“This is the most hammered-down bank of all of our large investment banks,” Smith said. “It’s still partly owned by the government, and it’s hard to keep good people there.”
Citigroup has lost several high-profile bankers this year, especially in Europe and the United States. Gary Shedlin, chairman of its investment banking effort for financial institutions, decamped for Morgan Stanley (MS.N) in March. Mark Simonian, a global head of telecommunications, was hired by Credit Suisse in May, and a month later Barclays Plc (BARC.L) snapped up three senior Citigroup bankers in London.
“Recruiters have targeted Citi aggressively. Managing directors had a lot of stock in Citi and were (angry) at how the place was run and how they were treated,” one person close to the business at Citigroup said.

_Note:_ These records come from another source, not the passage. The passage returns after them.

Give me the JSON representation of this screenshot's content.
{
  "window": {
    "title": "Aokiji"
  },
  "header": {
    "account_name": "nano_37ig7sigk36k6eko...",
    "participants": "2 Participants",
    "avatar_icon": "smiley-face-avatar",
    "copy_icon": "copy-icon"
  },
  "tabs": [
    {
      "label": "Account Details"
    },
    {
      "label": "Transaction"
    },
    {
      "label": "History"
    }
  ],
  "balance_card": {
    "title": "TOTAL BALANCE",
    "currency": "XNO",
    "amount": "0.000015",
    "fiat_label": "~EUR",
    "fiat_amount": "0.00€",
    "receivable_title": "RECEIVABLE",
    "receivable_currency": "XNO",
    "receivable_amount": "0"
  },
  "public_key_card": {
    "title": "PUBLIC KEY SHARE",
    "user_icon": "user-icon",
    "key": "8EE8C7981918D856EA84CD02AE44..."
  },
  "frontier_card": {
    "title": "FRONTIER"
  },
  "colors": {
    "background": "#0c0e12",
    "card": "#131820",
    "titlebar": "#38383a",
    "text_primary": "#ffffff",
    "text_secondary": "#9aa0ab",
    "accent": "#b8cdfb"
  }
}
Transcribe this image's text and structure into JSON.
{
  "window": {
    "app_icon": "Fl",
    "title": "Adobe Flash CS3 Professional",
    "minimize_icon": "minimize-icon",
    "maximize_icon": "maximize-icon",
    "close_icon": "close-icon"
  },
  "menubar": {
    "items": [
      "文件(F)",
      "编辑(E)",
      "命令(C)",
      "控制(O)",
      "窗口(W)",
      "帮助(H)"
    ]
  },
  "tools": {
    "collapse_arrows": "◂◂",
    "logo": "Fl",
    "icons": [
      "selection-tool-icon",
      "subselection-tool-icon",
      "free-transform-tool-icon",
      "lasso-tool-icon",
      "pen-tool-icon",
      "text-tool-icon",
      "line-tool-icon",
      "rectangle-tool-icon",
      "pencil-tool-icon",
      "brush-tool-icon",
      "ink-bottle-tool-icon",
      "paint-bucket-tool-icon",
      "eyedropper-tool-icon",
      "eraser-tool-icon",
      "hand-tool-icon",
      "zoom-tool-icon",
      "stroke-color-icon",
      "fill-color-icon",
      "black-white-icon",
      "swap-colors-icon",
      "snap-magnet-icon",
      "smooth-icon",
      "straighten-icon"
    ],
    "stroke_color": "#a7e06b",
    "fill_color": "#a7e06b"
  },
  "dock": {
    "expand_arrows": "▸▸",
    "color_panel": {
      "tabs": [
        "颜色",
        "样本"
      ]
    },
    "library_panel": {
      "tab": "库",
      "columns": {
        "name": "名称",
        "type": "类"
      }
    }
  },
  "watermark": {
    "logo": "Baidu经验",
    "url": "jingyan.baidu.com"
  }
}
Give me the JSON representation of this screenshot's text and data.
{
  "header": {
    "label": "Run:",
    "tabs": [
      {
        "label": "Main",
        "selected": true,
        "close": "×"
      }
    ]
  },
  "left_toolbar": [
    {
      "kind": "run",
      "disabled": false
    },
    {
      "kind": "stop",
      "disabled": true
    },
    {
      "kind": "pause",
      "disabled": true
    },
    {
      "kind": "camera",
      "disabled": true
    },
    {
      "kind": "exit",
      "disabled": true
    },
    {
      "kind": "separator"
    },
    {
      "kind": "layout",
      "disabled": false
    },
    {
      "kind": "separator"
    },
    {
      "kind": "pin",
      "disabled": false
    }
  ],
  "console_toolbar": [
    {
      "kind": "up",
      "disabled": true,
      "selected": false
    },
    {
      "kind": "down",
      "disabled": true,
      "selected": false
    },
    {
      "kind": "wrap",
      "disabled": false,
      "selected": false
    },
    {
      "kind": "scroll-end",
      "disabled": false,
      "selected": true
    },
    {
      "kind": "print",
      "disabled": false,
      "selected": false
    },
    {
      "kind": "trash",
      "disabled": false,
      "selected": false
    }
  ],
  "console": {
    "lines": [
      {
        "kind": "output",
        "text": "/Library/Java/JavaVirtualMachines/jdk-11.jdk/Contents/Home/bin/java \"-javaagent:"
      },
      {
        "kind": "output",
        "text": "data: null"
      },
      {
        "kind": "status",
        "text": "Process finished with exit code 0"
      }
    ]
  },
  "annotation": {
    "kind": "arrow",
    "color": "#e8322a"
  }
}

Staff turnover is par for the course at investment banks, and Citigroup has offset some of its losses with new hires. But they have not always come cheap. According to media reports, it spent $30 million to poach high-profile energy banker Stephen Trauber and his team from UBS, although Citigroup denies that it guaranteed him that amount. [ID:nN29194149]
Compensation remains a thorny political issue for Citigroup and its rivals. Earlier this year, Citigroup paid employee bonuses in stock, a trend likely to continue this year in the face of heightened regulatory scrutiny. [ID:nN10204412]
The increased reliance on stock-based bonuses may ultimately help Citigroup win back some M&A talent, analysts and recruiters said. Investors are betting that the company’s shares will rise once the government finishes selling off its remaining stake. [ID:nN25159010]
“Bankers are encouraged to be stock pickers, given so much of their compensation is in stock. Citi, among other banks, can and is using this to their benefit,” said Ike Suri, co-founder of executive search firm Options Group.
The so-called league tables, or rankings of the top banks, are often used for marketing purposes or bragging rights to court prospective clients and lure top talent.
According to worldwide announced M&A, Citigroup this year lags investment banking powerhouses Goldman Sachs and Morgan Stanley, commercial bank rival JPMorgan Chase (JPM.N), as well as Credit Suisse CSGN.VX and Deutsche Bank AG (DBKGn.DE).
It ranks slightly below UBS UBSN.VX and Bank of America Merrill Lynch, which were also buffeted by the financial crisis, and has even fallen behind independent investment bank Lazard Ltd (LAZ.N), which has less than 1 percent of the total staff at Citi and cannot offer financing as a sweetener.
“The smaller boutiques are doing very well in M&A right now — it’s more fun and more money,” said Michael Holland, chairman of money manager Holland & Co, which owns Citigroup shares. “The Greenhills (GHL.N), the Lazards — those people have a better time because they don’t have a magnifying glass focused on them from Washington, D.C.”
Many industry members expect Citigroup to start using its balance sheet again to attract business.
“Private equity doesn’t care about the brand, they only care about who brings the capital. Citi is still well positioned in that area,” a former Citigroup banker said.
Still, analysts said it will take the bank several years to climb back to a dominant position in investment banking.
“You can always rebuild, but it’s not going to happen tomorrow. I think the business was gutshot — you shouldn’t expect to see it at the top of league tables near term,” said Rochdale Securities analyst Richard Bove. (Reporting by Maria Aspan in New York; additional reporting by Jessica Hall in Philadelphia and Dan Wilchins and Paritosh Bansal in New York; editing by John Wallace)